The purpose of the annual event is to encourage students to pursue a career in mathematics education through a series of workshops exploring the benefits of teaching math. Over 350 students, graduates, undergraduates, and teachers worked on activities such as folding paper, using Play Dough to determine volume, calculating the distance between the sun and stars, and creating geometric line designs. Teachers from several high schools and colleges in New York as well as volunteer mentors attended the event, with each attendee assigned to two workshops and presenters explaining why they loved math before starting their workshop. The event concluded with a question and answer session among TIME 2000 students and graduates.

Senior Eleni Stellatos attended, and said that the opening presentation of renowned mathematician James Tanton, Exploding Dots: Utilizing K-12 Arithmetic and Algebra (and Beyond) in One Fell Swoop “changed how I think about math in a totally different way” and showed “how fun math can be.”

Although Math teacher Stephen Mazza never attended a TIME 2000 seminar, he watched James Tanton’s presentation at an Election Day event. “I went to a workshop [he] gave and he did the same, it’s a real interesting exploration of the base and number system,” he said.

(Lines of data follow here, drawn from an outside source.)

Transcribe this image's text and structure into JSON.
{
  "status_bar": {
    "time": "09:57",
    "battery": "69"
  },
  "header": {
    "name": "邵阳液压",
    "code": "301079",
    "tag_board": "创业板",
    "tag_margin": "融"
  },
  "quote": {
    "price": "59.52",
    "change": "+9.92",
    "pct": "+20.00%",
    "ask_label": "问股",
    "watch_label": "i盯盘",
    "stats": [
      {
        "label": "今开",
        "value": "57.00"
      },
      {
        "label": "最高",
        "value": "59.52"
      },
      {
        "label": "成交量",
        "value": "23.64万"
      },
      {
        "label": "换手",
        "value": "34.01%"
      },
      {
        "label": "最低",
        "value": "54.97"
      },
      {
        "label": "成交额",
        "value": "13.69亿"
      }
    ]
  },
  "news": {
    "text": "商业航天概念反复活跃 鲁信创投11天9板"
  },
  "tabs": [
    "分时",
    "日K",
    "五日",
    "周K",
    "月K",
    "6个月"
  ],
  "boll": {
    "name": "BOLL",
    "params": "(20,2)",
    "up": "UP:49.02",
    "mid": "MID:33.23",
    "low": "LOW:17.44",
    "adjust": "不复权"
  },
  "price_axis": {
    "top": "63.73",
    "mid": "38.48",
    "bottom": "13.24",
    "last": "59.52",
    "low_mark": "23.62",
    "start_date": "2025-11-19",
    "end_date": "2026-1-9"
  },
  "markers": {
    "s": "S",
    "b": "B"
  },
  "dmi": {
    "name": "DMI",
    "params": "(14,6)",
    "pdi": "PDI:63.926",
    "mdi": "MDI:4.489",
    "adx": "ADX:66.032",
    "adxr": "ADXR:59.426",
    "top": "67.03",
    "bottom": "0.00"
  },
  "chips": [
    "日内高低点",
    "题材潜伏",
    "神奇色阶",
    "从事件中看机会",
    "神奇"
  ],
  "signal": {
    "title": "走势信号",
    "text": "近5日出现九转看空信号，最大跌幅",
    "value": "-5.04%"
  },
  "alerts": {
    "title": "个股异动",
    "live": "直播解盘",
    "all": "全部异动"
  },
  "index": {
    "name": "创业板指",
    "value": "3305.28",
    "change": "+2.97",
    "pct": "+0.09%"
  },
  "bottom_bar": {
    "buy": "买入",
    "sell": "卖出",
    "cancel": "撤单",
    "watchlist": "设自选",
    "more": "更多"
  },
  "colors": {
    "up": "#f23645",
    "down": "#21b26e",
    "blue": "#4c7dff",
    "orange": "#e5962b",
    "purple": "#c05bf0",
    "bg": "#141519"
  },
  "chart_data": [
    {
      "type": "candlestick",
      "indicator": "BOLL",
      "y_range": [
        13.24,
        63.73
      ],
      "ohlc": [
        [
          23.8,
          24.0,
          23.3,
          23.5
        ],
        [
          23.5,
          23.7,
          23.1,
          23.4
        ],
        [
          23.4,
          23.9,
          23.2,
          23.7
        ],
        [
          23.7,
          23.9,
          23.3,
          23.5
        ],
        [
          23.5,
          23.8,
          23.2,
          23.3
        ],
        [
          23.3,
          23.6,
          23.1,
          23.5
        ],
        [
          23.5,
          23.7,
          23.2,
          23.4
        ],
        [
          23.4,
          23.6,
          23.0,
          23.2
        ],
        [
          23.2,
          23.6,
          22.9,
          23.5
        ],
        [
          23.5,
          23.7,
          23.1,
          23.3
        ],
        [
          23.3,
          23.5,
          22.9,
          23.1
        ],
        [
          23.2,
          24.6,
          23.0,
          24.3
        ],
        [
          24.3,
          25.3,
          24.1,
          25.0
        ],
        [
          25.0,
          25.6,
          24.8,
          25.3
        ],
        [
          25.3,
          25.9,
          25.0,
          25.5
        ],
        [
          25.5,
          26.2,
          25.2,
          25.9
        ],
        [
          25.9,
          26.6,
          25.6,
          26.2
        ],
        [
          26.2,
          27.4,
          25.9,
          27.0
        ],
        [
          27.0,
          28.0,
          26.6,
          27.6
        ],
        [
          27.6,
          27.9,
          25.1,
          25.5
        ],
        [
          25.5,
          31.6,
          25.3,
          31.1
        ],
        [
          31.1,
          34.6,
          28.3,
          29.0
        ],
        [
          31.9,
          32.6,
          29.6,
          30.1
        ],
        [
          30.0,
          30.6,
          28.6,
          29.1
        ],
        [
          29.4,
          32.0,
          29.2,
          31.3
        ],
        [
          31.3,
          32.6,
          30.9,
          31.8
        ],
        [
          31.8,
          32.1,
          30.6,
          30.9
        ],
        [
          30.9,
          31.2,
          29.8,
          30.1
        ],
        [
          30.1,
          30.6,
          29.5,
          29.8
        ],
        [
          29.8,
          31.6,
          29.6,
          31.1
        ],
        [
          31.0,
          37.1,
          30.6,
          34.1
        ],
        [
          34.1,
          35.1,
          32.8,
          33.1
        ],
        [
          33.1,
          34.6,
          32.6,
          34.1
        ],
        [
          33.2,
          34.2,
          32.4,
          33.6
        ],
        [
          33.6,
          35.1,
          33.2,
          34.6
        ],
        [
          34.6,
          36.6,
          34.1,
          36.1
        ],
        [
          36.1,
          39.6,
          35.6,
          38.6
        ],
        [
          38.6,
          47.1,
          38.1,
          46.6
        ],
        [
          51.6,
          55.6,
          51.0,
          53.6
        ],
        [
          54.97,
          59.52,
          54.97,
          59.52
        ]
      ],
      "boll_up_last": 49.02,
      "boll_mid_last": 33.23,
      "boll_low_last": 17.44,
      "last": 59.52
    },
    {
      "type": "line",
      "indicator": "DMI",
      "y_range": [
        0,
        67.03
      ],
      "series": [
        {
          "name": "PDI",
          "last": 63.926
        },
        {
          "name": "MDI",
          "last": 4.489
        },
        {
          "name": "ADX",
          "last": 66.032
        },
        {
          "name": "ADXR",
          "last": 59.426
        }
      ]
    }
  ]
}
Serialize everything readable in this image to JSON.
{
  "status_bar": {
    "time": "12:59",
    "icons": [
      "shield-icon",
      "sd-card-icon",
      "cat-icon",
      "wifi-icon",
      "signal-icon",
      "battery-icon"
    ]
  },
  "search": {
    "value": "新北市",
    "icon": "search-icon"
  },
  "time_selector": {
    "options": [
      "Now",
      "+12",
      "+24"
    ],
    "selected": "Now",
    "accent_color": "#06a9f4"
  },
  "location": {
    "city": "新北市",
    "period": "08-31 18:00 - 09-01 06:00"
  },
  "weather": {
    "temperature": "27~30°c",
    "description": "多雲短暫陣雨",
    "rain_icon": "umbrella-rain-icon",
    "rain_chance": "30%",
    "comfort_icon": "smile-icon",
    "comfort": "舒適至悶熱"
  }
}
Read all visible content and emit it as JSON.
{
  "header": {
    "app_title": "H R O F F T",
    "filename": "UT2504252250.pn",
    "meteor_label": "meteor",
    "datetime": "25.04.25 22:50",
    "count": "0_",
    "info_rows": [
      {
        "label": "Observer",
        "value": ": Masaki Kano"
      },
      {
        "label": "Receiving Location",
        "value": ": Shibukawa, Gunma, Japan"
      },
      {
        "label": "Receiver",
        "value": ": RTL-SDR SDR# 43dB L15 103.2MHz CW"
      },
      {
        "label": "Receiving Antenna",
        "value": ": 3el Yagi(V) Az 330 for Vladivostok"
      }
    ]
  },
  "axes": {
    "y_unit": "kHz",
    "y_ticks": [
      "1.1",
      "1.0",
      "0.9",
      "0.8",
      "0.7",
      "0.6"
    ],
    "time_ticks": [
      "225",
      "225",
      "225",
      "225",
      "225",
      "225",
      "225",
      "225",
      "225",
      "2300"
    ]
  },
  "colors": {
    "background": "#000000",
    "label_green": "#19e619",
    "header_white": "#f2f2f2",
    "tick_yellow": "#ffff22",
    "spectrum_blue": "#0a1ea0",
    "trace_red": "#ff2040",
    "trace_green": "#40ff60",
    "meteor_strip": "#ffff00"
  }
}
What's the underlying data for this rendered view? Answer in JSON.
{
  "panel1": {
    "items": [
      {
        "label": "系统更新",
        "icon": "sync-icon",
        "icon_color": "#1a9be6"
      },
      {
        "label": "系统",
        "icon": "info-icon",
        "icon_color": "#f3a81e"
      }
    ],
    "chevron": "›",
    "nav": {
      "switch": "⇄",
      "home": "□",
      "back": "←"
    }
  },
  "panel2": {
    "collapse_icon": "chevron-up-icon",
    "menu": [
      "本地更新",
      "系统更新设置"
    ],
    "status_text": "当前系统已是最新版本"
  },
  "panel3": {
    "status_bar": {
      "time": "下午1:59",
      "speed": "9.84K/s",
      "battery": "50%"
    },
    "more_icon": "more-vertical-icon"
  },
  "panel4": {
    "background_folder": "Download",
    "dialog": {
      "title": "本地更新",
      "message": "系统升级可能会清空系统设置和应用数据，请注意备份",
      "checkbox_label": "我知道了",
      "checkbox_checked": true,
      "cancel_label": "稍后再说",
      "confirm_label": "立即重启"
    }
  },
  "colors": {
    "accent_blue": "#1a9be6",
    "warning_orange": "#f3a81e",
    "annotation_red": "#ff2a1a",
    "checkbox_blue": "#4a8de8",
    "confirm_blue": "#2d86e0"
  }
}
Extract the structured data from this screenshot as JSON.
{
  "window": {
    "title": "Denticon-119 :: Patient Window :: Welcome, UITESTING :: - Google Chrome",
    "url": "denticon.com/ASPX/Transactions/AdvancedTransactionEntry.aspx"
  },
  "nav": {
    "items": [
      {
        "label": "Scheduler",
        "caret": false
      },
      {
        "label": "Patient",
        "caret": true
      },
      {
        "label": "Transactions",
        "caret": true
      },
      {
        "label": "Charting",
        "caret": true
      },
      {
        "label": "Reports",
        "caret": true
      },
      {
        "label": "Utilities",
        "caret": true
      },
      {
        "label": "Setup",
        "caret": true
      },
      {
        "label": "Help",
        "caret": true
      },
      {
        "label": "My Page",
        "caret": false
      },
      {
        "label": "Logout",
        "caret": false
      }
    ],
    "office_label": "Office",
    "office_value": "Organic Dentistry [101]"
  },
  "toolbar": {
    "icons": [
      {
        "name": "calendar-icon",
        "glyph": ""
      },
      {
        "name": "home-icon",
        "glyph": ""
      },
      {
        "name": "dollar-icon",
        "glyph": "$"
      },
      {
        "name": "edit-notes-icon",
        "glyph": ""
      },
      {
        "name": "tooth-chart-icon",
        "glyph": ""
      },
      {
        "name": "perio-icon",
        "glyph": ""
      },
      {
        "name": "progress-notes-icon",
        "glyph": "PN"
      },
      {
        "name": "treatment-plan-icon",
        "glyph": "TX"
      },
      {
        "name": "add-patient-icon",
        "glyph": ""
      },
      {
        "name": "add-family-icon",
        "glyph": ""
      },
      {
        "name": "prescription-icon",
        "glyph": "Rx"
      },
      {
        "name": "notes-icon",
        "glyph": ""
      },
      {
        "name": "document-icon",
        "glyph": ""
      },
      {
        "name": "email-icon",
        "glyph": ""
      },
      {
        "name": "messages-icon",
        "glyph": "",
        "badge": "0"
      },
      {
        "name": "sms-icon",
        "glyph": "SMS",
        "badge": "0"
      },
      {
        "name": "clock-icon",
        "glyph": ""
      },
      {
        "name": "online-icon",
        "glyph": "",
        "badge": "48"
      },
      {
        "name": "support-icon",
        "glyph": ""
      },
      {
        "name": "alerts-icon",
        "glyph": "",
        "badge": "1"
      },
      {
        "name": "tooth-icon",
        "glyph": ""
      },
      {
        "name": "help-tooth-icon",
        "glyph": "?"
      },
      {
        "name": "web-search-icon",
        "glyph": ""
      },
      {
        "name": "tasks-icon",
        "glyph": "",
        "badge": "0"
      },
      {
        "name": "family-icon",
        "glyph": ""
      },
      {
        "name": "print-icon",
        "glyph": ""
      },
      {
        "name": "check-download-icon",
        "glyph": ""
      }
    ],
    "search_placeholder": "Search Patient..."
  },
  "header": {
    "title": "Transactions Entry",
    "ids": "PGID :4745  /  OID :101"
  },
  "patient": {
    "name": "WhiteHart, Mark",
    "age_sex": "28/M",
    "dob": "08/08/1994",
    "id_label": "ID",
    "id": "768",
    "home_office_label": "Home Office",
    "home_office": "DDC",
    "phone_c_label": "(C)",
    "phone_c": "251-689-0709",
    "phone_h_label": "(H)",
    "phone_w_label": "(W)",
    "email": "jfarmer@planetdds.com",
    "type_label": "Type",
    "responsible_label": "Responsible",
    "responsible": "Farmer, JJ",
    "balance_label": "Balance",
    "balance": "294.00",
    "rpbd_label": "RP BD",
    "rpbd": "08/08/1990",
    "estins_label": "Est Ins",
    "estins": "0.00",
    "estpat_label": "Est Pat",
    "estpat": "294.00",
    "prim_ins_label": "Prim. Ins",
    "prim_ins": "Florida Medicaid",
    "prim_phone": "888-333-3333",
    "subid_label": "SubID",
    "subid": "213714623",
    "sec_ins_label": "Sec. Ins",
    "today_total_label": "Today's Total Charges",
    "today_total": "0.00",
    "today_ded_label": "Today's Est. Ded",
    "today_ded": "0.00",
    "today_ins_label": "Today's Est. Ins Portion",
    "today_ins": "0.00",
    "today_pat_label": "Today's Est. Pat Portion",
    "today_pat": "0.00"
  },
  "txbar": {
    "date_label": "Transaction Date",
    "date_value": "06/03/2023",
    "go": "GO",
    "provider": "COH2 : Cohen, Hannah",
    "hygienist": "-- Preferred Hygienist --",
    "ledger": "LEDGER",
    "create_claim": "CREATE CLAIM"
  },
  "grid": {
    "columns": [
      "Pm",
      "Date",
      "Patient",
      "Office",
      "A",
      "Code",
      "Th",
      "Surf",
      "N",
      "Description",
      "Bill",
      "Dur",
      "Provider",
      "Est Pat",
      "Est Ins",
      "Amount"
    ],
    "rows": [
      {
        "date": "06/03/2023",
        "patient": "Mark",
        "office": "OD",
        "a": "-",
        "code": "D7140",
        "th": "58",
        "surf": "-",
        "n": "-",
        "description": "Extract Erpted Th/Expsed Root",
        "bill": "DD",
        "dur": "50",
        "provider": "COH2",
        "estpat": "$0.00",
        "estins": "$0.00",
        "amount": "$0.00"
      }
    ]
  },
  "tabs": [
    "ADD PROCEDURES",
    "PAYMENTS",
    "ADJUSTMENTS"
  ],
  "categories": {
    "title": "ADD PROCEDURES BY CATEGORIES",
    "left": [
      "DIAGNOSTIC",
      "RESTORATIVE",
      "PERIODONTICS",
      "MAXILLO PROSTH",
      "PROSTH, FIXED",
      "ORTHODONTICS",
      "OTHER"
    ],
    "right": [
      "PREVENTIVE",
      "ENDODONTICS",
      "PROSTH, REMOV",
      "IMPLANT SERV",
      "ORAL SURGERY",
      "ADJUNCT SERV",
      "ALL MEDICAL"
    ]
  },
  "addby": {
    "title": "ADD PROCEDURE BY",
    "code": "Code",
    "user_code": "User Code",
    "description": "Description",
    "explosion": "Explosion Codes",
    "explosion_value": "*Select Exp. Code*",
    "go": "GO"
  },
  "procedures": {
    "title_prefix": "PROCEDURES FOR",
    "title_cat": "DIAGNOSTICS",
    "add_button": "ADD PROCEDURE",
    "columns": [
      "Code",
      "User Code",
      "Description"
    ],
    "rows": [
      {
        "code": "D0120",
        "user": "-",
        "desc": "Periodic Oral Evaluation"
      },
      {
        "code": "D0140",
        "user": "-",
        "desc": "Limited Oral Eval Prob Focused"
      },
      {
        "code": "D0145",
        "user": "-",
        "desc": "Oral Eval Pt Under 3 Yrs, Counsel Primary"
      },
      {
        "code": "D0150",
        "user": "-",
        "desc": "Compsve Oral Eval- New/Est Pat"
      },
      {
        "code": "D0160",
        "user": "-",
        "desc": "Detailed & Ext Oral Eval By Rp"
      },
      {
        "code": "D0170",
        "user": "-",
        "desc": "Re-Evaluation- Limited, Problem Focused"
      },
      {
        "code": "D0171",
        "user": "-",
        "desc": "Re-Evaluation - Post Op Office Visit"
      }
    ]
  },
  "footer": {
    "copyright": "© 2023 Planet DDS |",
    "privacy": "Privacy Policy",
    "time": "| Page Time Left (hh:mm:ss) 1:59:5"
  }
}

Ms. Liu observed that the students enjoyed the workshops even more than in previous years.

Alice Artzt, the Director of TIME 2000, agreed, saying that this year’s conference was possibly the best one ever held.

“All of the workshop leaders were inspiring and engaged the high school students in hands-on intriguing mathematical activities,” she said. “The high school students were mature and actively participated throughout the day.”

However, teachers also enjoyed the event.

“I always enjoyed going to the event because I see my old classmates and professors that I had when I attended this program,” adds Ms. Liu.

The Time 2000 program offers a one-thousand dollar scholarship for high school seniors based on grades, recommendations from math teachers, and interest in mathematics education. Through the scholarship, TIME 2000 also provides mathematical opportunities for students such as seminars, trips, and tutoring.

“Upon graduation, TIME 2000 students are in great demand and have no problem getting teaching positions immediately,” said Dr. Artzt.

Eleni, who is interested in applying for the scholarship, said that although she is uncertain about what field to go into, pursuing a career in math opens up a “wider range of opportunities like physics and law.”

Dr. Artzt stresses the importance of math educators, particularly during the present “digital age.”  She explains that math is crucial to solving real-world problems and enriches daily life.

“Only the most dedicated and well-prepared mathematics teachers can awaken the mathematical ability that lies within each and every student,” said Dr. Artzt. “I can hardly think of a more important and fulfilling career than being a mathematics teacher.”

According to Dr. Artzt, Queens College has been funded to run TIME 2000 since 1997. The program was established  in response to a shortage of mathematics teachers and changes in school math programs, which required reforms in teaching preparation. Its goal was to prepare mathematically skilled high school seniors to become “highly competent secondary mathematics teachers and leaders who love and understand the importance of mathematics and who are both knowledgeable and passionate about what they teach and how to teach.”

Ms. Liu looks forward to next year’s TIME 2000 event, saying, “I hope that more of my students will find interest in becoming a mathematics teacher.”